The Wall Street Journal downloaded the freely available raw image files of every picture Cassini has taken while at Saturn and collated them together into one gigantic video. The pictures flicker past extremely fast, but even so, Cassini has taken a heck of a lot of pictures; the whole video is a whopping three hours and forty-eight minutes long! This spacecraft’s-eye view really drives home how long this spacecraft has been plugging away out there.
And the mission isn’t even over yet! They’ll have to put out a “part two” when the mission is complete. 😉 So go ahead and watch this video, or more realistically, flick through it for a bit. You notice a few interesting things. WARNING: the flickering as the images change is fairly intense at times; if you have epilepsy, consider carefully before viewing.

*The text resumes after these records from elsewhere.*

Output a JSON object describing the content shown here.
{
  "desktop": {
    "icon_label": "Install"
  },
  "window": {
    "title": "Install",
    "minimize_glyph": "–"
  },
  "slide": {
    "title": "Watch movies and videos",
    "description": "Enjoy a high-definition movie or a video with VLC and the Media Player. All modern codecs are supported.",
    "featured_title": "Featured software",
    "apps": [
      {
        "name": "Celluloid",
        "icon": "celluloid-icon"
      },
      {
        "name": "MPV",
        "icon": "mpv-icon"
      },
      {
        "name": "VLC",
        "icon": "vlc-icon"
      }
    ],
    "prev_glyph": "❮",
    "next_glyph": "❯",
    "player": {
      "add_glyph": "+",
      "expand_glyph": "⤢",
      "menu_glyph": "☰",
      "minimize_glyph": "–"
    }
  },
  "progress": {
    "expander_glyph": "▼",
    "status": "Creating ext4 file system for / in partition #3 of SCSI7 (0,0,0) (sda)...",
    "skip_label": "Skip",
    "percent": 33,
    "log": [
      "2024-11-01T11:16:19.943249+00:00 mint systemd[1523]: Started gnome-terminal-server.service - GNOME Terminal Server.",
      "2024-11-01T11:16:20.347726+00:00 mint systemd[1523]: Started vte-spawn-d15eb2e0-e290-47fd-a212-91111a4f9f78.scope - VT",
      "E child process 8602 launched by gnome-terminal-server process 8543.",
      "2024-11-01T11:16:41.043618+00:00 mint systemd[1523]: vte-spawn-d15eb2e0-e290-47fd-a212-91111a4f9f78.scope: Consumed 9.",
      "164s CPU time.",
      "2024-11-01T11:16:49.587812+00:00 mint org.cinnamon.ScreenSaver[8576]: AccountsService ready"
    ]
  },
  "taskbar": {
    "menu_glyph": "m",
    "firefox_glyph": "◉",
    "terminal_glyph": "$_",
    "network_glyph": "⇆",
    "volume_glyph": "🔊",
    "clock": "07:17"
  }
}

- All the images are black and white, but they change tone dramatically, and flicker in a very predictable pattern. Cassini produces color images by taking the same image with its black-and-white camera several times, but with different color filters in front of it (not all of which are discernible to the human eye; Cassini has a broader range than we do).
- Over time, the shadow on the rings changes. Cassini arrived near a solstice, so the rings appeared “open” from our perspective; like Earth, Saturn has a significant tilt to its rotational axis, and this means that at solstice, Saturn’s shadow doesn’t stretch all the way across the rings. Then watch as the years go by, and the shadow lengthens, and the shadow of the rings on the face of Saturn slips further towards the equator and thins until, at solstice, the rings appear to have a chunk missing and the ringshadow is a razor-thin line across Saturn’s equator. This is the equinox. Then, the pattern reverses, as the other pole moves towards summer solstice and the other slips into darkness, and the shadow of Saturn recedes across the ringplane.
- You get an idea of the sorts of observational priorities they go through, and also get a glimpse at how Cassini’s orbit has changed through the years, as it shifts from target to target, and you can see when there are shorter or longer exposures (the longer exposures produce star trails, as Cassini pivots to keep its target firmly in focus). Saturn grows and shrinks, though note that it does shift between the narrow-image and wide-image cameras. You can see moons grow closer and become the focus of intense scrutiny during the flybys. It’s an interesting look at Cassini’s eleven years in Saturn orbit.
And now, if you’ll excuse me, I have some Doctor Who to catch up on….